TASK TO COMPLETE: Nothing but the entries, copied exactly, should appear in the response.
[[ GIVEN RECORDS open ]]
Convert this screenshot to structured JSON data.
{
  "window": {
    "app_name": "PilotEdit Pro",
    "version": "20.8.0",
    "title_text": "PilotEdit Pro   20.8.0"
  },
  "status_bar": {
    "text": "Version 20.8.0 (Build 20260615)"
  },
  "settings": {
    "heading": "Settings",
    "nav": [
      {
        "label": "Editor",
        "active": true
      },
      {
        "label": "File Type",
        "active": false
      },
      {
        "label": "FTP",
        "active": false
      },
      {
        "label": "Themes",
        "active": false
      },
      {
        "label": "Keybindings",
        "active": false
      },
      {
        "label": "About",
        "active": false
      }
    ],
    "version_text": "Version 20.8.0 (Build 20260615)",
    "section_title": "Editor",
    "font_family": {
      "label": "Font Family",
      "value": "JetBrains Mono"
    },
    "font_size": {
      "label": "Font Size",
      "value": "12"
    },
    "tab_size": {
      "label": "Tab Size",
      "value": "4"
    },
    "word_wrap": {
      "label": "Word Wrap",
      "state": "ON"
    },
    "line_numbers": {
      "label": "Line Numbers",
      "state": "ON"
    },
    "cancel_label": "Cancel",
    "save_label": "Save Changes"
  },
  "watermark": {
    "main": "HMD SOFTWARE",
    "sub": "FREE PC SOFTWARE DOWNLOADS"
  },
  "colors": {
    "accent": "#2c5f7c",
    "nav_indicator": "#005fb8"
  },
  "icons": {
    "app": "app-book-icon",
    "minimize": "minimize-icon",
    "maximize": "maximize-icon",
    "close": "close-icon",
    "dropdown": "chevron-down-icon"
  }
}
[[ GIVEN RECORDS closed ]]
RESPONSE FOR THIS EXERCISE:
Convert this screenshot to structured JSON data.
{
  "window": {
    "app_name": "PilotEdit Pro",
    "version": "20.8.0",
    "title_text": "PilotEdit Pro   20.8.0"
  },
  "status_bar": {
    "text": "Version 20.8.0 (Build 20260615)"
  },
  "settings": {
    "heading": "Settings",
    "nav": [
      {
        "label": "Editor",
        "active": true
      },
      {
        "label": "File Type",
        "active": false
      },
      {
        "label": "FTP",
        "active": false
      },
      {
        "label": "Themes",
        "active": false
      },
      {
        "label": "Keybindings",
        "active": false
      },
      {
        "label": "About",
        "active": false
      }
    ],
    "version_text": "Version 20.8.0 (Build 20260615)",
    "section_title": "Editor",
    "font_family": {
      "label": "Font Family",
      "value": "JetBrains Mono"
    },
    "font_size": {
      "label": "Font Size",
      "value": "12"
    },
    "tab_size": {
      "label": "Tab Size",
      "value": "4"
    },
    "word_wrap": {
      "label": "Word Wrap",
      "state": "ON"
    },
    "line_numbers": {
      "label": "Line Numbers",
      "state": "ON"
    },
    "cancel_label": "Cancel",
    "save_label": "Save Changes"
  },
  "watermark": {
    "main": "HMD SOFTWARE",
    "sub": "FREE PC SOFTWARE DOWNLOADS"
  },
  "colors": {
    "accent": "#2c5f7c",
    "nav_indicator": "#005fb8"
  },
  "icons": {
    "app": "app-book-icon",
    "minimize": "minimize-icon",
    "maximize": "maximize-icon",
    "close": "close-icon",
    "dropdown": "chevron-down-icon"
  }
}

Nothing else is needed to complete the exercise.